In 2010 the District Department of Transportation (DDOT) in Washington D.C. initiated its new pay-by-phone parking system. The intent of this system was to eliminate the need for drivers to have change handy to feed into parking meters.
The D.C. pilot program began on April 12, 2010 and is still be going strong. In downtown Washington pay-by-phone meter options can be observed throughout the city.
At the time of its launch, DDOT Director Gabe Klein said, "This service will greatly improve the parking experience for many of our residents, because its so simple to use." He added, "No one likes to carry a lot of change, but almost everyone has a cell phone, and all it takes is one call to pay for a meter."
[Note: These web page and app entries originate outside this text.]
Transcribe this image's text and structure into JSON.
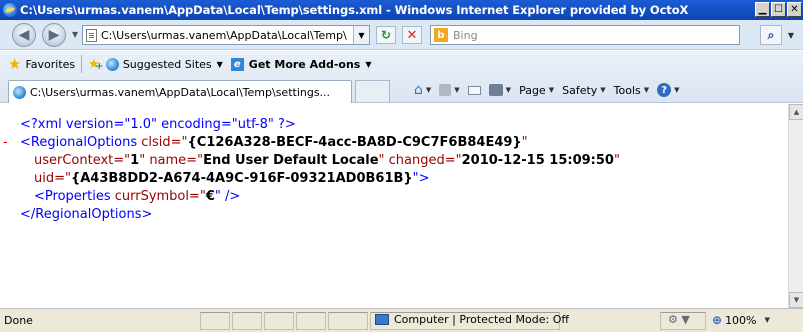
{
  "window": {
    "title": "C:\\Users\\urmas.vanem\\AppData\\Local\\Temp\\settings.xml - Windows Internet Explorer provided by OctoX",
    "controls": {
      "minimize": "▁",
      "maximize": "☐",
      "close": "✕"
    }
  },
  "address_bar": {
    "url": "C:\\Users\\urmas.vanem\\AppData\\Local\\Temp\\settings.xml",
    "search_placeholder": "Bing"
  },
  "favorites_bar": {
    "favorites_label": "Favorites",
    "suggested_sites_label": "Suggested Sites",
    "get_more_addons_label": "Get More Add-ons"
  },
  "tab": {
    "title": "C:\\Users\\urmas.vanem\\AppData\\Local\\Temp\\settings..."
  },
  "command_bar": {
    "page_label": "Page",
    "safety_label": "Safety",
    "tools_label": "Tools"
  },
  "xml": {
    "declaration": "<?xml version=\"1.0\" encoding=\"utf-8\" ?>",
    "collapse_marker": "-",
    "line2_open": "<RegionalOptions",
    "line2_attr": " clsid=\"",
    "line2_value": "{C126A328-BECF-4acc-BA8D-C9C7F6B84E49}",
    "line2_close": "\"",
    "line3_attr1": "userContext=\"",
    "line3_value1": "1",
    "line3_attr2": "\" name=\"",
    "line3_value2": "End User Default Locale",
    "line3_attr3": "\" changed=\"",
    "line3_value3": "2010-12-15 15:09:50",
    "line3_end": "\"",
    "line4_attr": "uid=\"",
    "line4_value": "{A43B8DD2-A674-4A9C-916F-09321AD0B61B}",
    "line4_end": "\">",
    "line5_open": "<Properties",
    "line5_attr": " currSymbol=\"",
    "line5_value": "€",
    "line5_end": "\" />",
    "line6": "</RegionalOptions>"
  },
  "status_bar": {
    "status_text": "Done",
    "zone_text": "Computer | Protected Mode: Off",
    "zoom_text": "100%"
  }
}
Across the globe many other cities are beginning to seriously look at pay-by-phone options for parking meters in addition to coins and/or credit cards.
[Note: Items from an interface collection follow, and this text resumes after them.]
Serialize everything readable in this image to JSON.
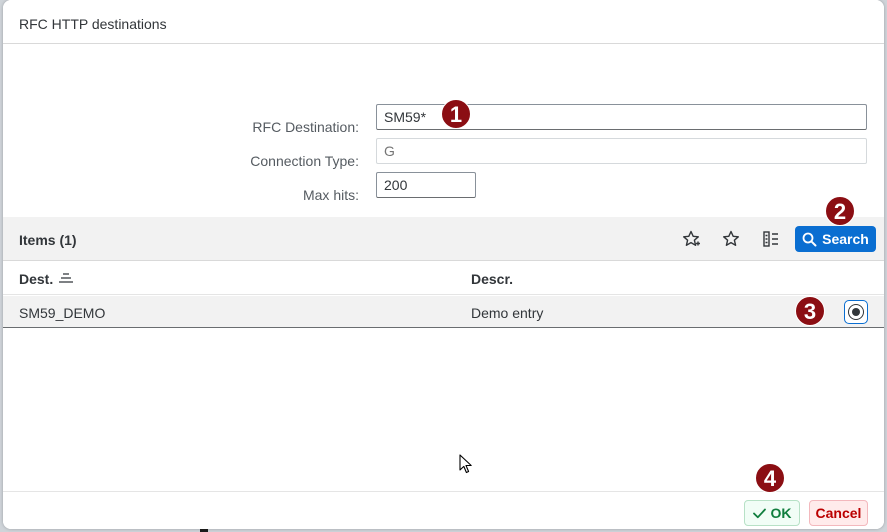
{
  "dialog": {
    "title": "RFC HTTP destinations"
  },
  "form": {
    "rfc_destination_label": "RFC Destination:",
    "rfc_destination_value": "SM59*",
    "connection_type_label": "Connection Type:",
    "connection_type_placeholder": "G",
    "max_hits_label": "Max hits:",
    "max_hits_value": "200"
  },
  "toolbar": {
    "items_title": "Items (1)",
    "search_label": "Search"
  },
  "table": {
    "columns": [
      "Dest.",
      "Descr."
    ],
    "rows": [
      {
        "dest": "SM59_DEMO",
        "descr": "Demo entry",
        "selected": true
      }
    ]
  },
  "footer": {
    "ok_label": "OK",
    "cancel_label": "Cancel"
  },
  "badges": [
    "1",
    "2",
    "3",
    "4"
  ],
  "colors": {
    "accent": "#0a6ed1",
    "badge": "#8b0e13",
    "ok_text": "#107e3e",
    "cancel_text": "#bb0000"
  }
}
San Francisco just announced last month they were implementing pay-by-phone parking throughout the city; New York City announced their pilot program last summer.
Its also being used and/or considered in Canada, Australia and in the U.K.
Pros of this kind of system are convenience, and some services even send text messages to let the user know meter time is almost up, however the cons can be associated with privacy/security risks (as with anything these days) and also the fact mistakes can happen.
For instance, The Washington Examiner recently reported despite the fact pay-by-phone parking systems are supposed to "make parking easy", approximately 25 drivers a day are still getting ticketed after paying the meter with a mobile phone.
The Examiner report cited examples of a few dissatisfied users, some of which had been ticketed numerous times despite having paid the parking fees through their phones.
One Northern Virginia resident, Laura Howell, told The Examiner, "The mobile payment system is flawed and should not be grounds to receive a ticket until all system issues are resolved," also mentioning she'd been ticketed three times.
The reason given for the average of 25 undeserved tickets being issued a day in Washington is being attributed to delays in data being transferred.
"There are times there is a delay," DDOT spokesman John Lisle told The Examiner in Dec. 2011, adding that the city is updating the pay-by-phone software to fix the glitches. "We're working to eliminate those problems, and if it does happen to somebody, they can [appeal] it to the Department of Motor Vehicles."
Reportedly the number of undeserved tickets are not representative of the overall success of the program, with 180,000 registered users in the District, about 10,000 a day are using the service.
It appears based on major cities integrating mobile payments within its meter fee options, that this trend might be here to stay. Perhaps this is not so surprising being that mobile use is anticipated to explode by 2015.
Additionally a recent report in Nov. 2011, "Already 16% of smartphone owners use PayPal or other types of e-Wallet solutions as their preferred method for mobile payments, and 1 in 4 Millennials regularly use their mobile phones to research products or services prior to a purchase."
Mobile is definitely en vogue, and chances are more pay-by-phone options will be cropping up in many regions. If history is any indicator with other market changes that rely on the marriage between convenience and technology, there may soon come a time where fishing for coins to feed the meter is a far distant memory.
Does your city offer pay-by-phone parking? If it did, would you use it?